"I was treated like one of the kids, kinda, so I had rules," she said.
"I thought they were really strict but I didn't see any type of abuse.
"Now that I'm an adult and I look back I see things I didn't see then."
Flores was surprised by the revelation that her sister and brother-in-law had kept their 13 children shackled inside their home in such squalid conditions.
"I was shocked because my sister and I really haven't had a sister relationship for about 20 years, other than maybe a call every once in a while and sometimes those calls were like a year apart," she told GMA.
"I was shocked, I was devastated, just much like the rest of the world.
"We all want explanations just like everyone else, probably more so."
Flores also revealed that the Turpins cut themselves off from the rest of her family and did not allow them to contact the children.
Mrs Turpin went so far as to stop her late father from visiting in 2012 — even after he had bought a plane ticket.
"He was so hurt," Flores said.
"He got the ticket, he was going to surprise her and he called her to tell her he was coming and she told him not to come."
Because the wider family was estranged from the Turpins for two decades, they had no indication that the children were in danger.
"When that happens for 20 years, and it was before the kids even were there, you don't think it's abnormal. They were always funny and private anyway, even before they ever had children," she said.
Flores broke down in tears when asked whether she had a message for her sister.
"I want her to know that she's still my blood and I love her," she said.
"I don't agree with what she did and her actions have made the whole family suffer.
"But I want her to know that I'm praying for her salvation and that we do love her."
She was also emotional when asked about her 17-year-old niece, who jumped out of window and called emergency services with a mobile phone, which led police to expose her siblings' horrific reality.
"I'm so proud of her. What was so neat is, if I did the calculation in my hand right, I think it was the [child] that was named after me that did that," Flores said.
She said she wanted to reach out to the children to offer her support.
"I want them to know that when they feel alone and they feel like nobody cared and they felt like they had no family, that wasn't true," she said.
"I don't know that Louise and David told them that we have asked repeatedly, repeatedly to have them Skype. I wanted the kids to know that there's people that love them and that there's family that love them and I hope to be able to see the children. That's my goal."
Mr Turpin, 57, and Mrs Turpin, 49, were arrested on Sunday with bail set at $9 million each. Charges of torture and child endangerment are likely to be laid, authorities said.

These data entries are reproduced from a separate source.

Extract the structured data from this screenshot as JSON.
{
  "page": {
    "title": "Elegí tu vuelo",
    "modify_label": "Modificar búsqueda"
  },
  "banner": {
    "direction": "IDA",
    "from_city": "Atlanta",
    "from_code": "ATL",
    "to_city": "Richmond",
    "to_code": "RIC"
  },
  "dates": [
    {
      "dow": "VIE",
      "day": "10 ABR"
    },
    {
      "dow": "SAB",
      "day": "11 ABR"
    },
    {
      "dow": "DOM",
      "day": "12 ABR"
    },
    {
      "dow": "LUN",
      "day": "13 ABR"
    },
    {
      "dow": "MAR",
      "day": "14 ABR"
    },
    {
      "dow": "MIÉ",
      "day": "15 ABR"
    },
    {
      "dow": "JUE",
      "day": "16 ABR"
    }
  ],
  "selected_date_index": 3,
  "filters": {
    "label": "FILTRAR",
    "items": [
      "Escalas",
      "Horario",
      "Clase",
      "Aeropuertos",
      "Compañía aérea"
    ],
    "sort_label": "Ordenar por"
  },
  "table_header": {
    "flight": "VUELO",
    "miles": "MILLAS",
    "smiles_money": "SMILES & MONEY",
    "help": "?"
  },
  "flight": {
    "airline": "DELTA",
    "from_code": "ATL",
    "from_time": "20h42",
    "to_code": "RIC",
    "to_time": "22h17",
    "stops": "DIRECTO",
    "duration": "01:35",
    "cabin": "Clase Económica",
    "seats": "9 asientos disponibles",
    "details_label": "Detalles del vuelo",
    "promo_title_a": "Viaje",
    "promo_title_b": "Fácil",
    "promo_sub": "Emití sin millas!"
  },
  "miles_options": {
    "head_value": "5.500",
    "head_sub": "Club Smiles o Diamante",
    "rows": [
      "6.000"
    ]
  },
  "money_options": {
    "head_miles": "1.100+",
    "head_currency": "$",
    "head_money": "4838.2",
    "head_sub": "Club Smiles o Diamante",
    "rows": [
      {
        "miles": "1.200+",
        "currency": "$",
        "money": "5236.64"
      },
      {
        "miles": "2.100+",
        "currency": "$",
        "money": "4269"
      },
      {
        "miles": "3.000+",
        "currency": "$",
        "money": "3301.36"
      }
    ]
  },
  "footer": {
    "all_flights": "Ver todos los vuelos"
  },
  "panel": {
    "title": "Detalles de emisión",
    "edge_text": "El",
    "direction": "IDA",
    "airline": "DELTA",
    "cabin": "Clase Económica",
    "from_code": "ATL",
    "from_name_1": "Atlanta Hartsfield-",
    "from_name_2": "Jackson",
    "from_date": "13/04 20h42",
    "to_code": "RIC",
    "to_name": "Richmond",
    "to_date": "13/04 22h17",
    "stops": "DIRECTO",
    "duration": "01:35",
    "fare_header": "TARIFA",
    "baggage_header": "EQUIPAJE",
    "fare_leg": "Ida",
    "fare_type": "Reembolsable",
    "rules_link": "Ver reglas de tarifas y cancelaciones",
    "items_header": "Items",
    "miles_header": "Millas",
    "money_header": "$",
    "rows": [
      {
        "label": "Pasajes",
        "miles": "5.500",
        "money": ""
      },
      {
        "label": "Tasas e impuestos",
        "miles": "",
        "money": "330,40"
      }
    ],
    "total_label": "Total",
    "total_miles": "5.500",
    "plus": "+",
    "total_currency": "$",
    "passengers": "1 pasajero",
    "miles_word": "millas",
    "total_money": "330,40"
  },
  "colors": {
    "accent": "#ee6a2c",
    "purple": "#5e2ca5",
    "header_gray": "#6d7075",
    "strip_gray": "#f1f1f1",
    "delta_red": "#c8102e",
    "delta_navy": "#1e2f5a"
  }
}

Meanwhile, Mrs Turbin's other sister has revealed on a rival US morning show that her nephews and nieces, aged 2 to 29, lived a completely isolated existence.
"They weren't allowed to date, or they didn't have a social life," the children's aunt, Teresa Robinette, told NBC's Today show.
"They weren't allowed to watch TV. They weren't allowed to talk on the phone, have friends over, stuff like that. Normal things that kids do."
Officers said some siblings were shackled to furniture in the foul-smelling home in suburban Southern California, about 100km southeast of Los Angeles.
They were so malnourished that the older ones still looked like children.
Robinette said she voiced concerns to her sister about the children's health.
"I always made comments to Louise when I did talk to her, about, gosh, they are so skinny," she said.
"She would laugh it off and say 'David's so tall and lanky, they are going to be like him'."
Her parents had made the home a private school, a prison, and a veritable torture chamber for the siblings, authorities said on Tuesday.
Riverside County Sheriff's captain Greg Fellows described the stinking conditions inside the home as "horrific".
"If you can imagine being 17 years old and appearing to be a 10-year-old, being chained to a bed, being malnourished and injuries associated with that, I would call that torture," he said.
— with AP